Across the following data, state how many lines include the word "icon". Provide the number alone.
*** Begin section ***
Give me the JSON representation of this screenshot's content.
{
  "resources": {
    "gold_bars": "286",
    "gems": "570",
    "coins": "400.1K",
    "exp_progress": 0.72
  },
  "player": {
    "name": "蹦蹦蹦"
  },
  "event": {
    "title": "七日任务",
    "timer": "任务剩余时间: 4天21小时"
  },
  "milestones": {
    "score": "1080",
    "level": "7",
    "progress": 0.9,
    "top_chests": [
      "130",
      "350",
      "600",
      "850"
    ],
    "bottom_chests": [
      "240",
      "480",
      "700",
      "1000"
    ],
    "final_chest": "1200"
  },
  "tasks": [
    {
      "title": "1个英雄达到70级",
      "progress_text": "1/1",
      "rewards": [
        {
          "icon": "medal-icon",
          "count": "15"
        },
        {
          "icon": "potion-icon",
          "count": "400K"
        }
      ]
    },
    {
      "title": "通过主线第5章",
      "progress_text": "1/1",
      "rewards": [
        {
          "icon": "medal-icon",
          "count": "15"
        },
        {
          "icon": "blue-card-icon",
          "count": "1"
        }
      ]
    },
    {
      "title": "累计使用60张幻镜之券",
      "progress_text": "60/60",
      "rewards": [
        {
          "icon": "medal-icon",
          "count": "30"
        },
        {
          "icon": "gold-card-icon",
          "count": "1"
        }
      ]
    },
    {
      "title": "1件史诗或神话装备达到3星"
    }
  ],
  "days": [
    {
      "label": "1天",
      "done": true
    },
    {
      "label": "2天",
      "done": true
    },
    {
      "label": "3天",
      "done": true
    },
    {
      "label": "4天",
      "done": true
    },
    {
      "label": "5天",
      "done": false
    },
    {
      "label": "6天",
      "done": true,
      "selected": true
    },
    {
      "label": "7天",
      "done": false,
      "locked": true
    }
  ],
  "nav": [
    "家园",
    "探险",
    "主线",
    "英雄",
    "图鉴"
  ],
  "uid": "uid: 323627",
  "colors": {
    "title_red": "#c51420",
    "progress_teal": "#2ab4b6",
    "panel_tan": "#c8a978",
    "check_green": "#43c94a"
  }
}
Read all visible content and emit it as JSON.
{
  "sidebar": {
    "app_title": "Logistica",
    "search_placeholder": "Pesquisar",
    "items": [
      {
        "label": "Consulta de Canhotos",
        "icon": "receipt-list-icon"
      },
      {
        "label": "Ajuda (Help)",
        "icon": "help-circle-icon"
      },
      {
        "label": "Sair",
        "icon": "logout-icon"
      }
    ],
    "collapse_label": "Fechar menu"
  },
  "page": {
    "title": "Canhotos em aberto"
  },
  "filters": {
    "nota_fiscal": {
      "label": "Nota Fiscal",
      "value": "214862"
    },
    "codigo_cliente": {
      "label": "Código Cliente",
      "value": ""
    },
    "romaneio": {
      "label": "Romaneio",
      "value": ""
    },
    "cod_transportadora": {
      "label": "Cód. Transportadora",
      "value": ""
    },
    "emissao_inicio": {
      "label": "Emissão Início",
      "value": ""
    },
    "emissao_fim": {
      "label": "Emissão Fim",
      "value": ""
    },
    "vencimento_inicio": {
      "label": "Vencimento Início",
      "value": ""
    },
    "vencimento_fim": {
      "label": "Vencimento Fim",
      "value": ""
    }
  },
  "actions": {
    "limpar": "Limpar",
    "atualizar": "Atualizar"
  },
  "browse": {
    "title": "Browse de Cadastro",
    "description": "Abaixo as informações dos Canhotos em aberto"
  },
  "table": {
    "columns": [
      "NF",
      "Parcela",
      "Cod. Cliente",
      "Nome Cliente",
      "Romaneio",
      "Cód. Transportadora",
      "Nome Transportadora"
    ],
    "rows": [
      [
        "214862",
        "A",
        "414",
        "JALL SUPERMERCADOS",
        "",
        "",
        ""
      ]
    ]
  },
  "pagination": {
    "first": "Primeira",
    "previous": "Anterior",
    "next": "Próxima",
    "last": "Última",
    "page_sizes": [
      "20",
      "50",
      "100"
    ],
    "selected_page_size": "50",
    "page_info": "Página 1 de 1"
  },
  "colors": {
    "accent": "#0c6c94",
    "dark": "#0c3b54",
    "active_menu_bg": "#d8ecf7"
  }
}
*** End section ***
Worked solution -
9